If you're just wanting to cache a single PHP page, this is really all you need. However if you have an article.php script and want to cache all your articles what you'll want to do is pull from your database your complete list of articles, and then for each article run through the system I outlined above. You just need to edit the get_include_contents function to pass your article id, or whatever you use to query your database, as well as the filename.
You might also need to make some changes to your files if a single file is responsible for generating multiple pages such as article.php would be. For instance any functions declared in article.php would end up being declared over and over again as you build all your article pages, so you'll want to move those function declarations out into the base caching control file. You might also need to modify server side file paths if any are used in your files.
If you have a search engine friendly URL setup you will also need to build actual directories for use with your new HTML files. If you only have a few categories you can do this by hand, but if you have many such virtual categories you'll want to do it automatically. To do this you'll want to query your database and pull whatever information you need for your category names, and then build your directories using the following PHP code.
If you use a search engine friendly URL setup and also treat your article ids as directories you will want to generate directories at multiple levels as needed and then for your actual HTML page generate it as an index.html page in the category corresponding to it's article id.
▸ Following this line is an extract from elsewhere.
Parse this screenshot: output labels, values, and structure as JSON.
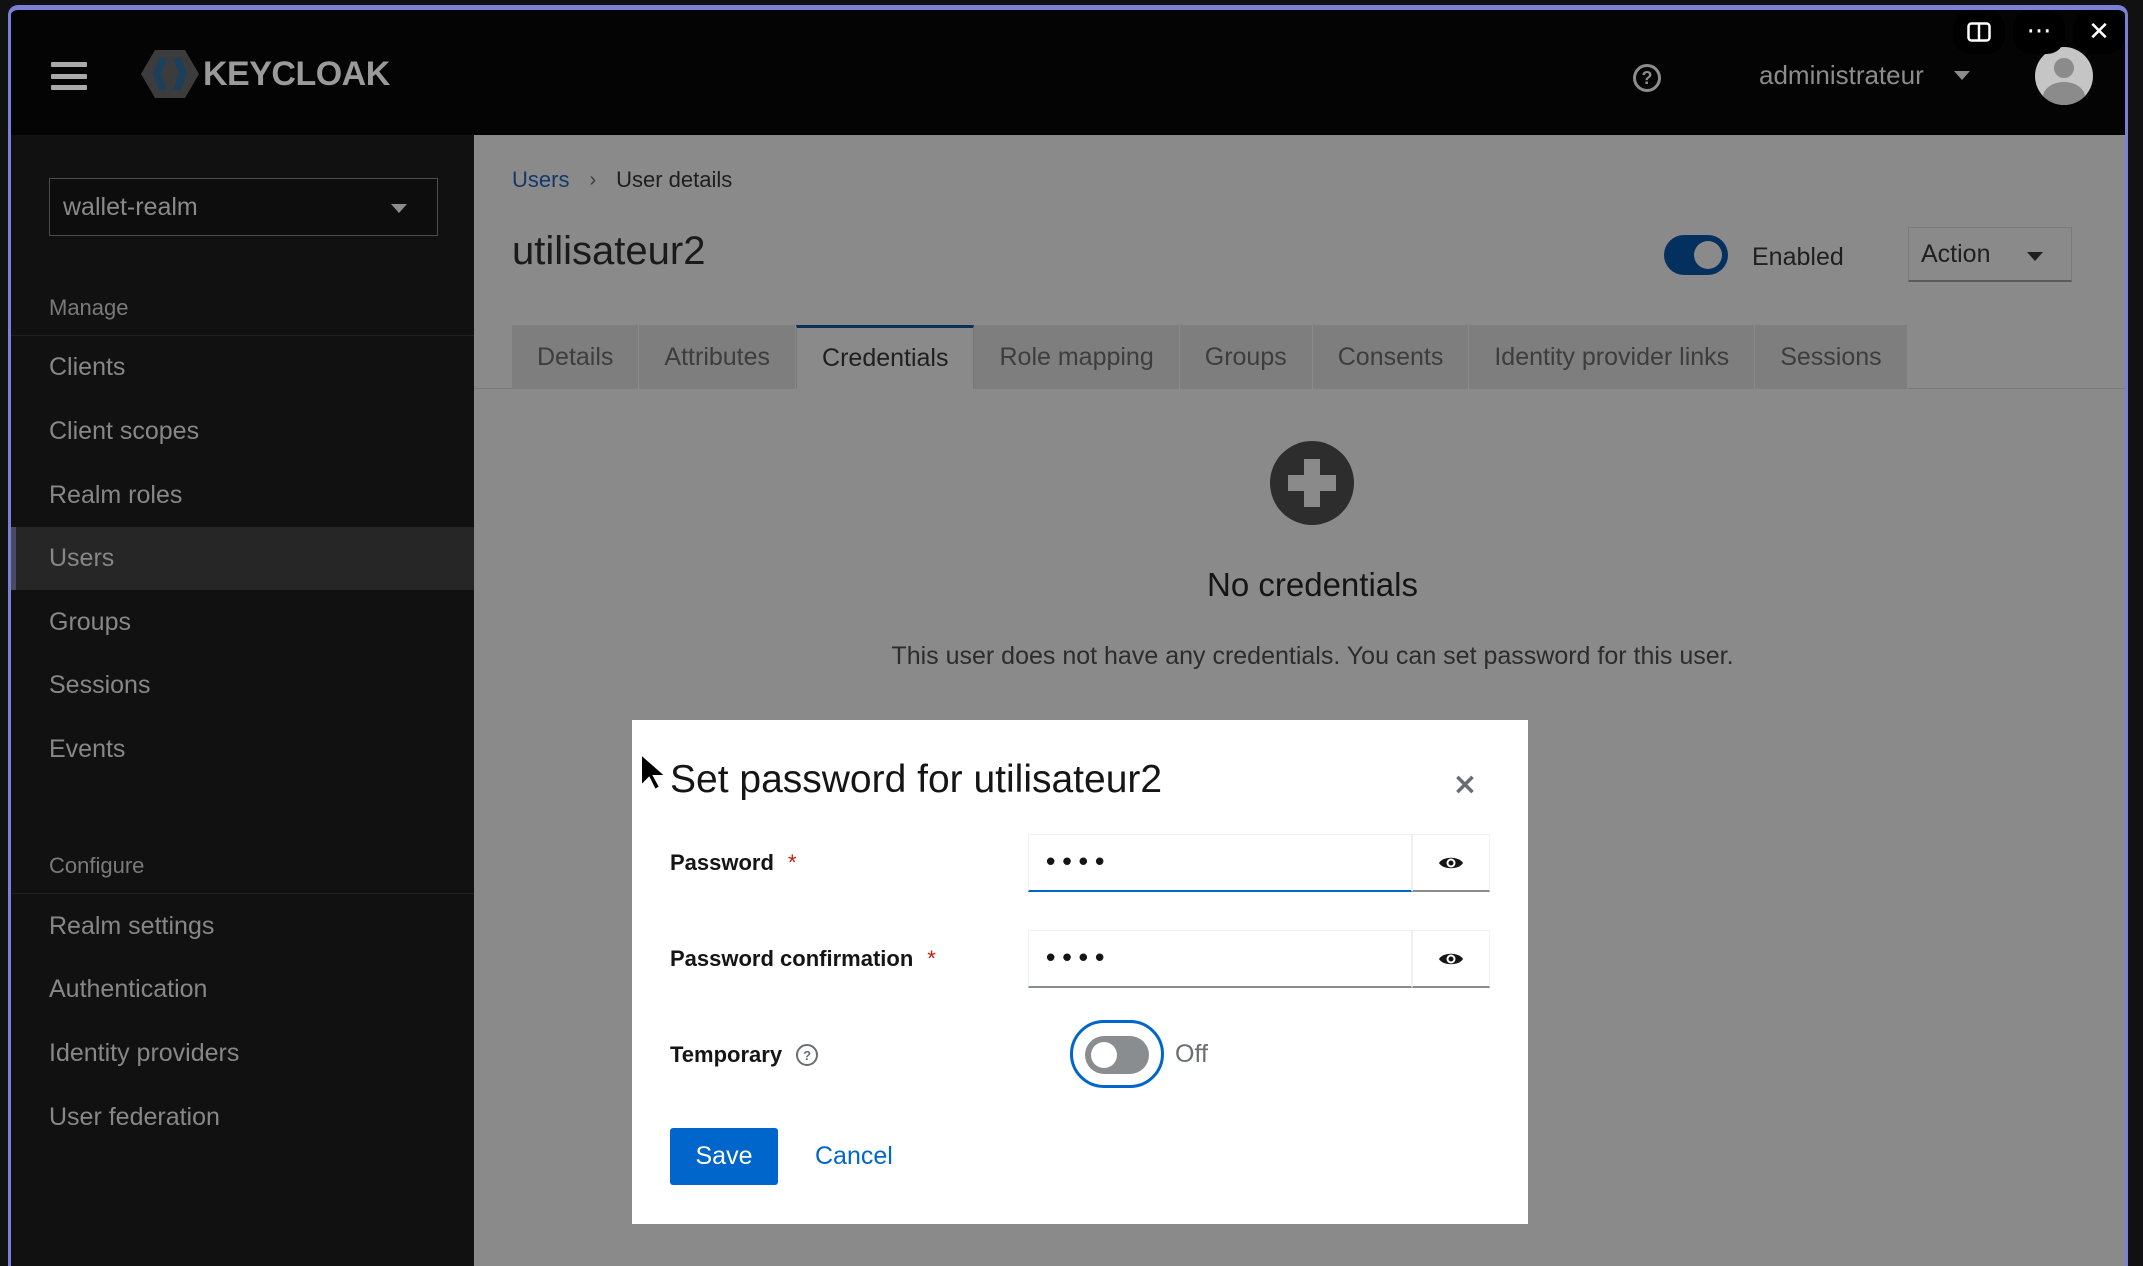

This should be all the code you need, with a few tweaks depending on your setup, for you to start caching your heavily dynamic pages as static HTML. It doesn't take as long to run as you might think either, it only took me a few minutes to cache around 1500 very database heavy pages.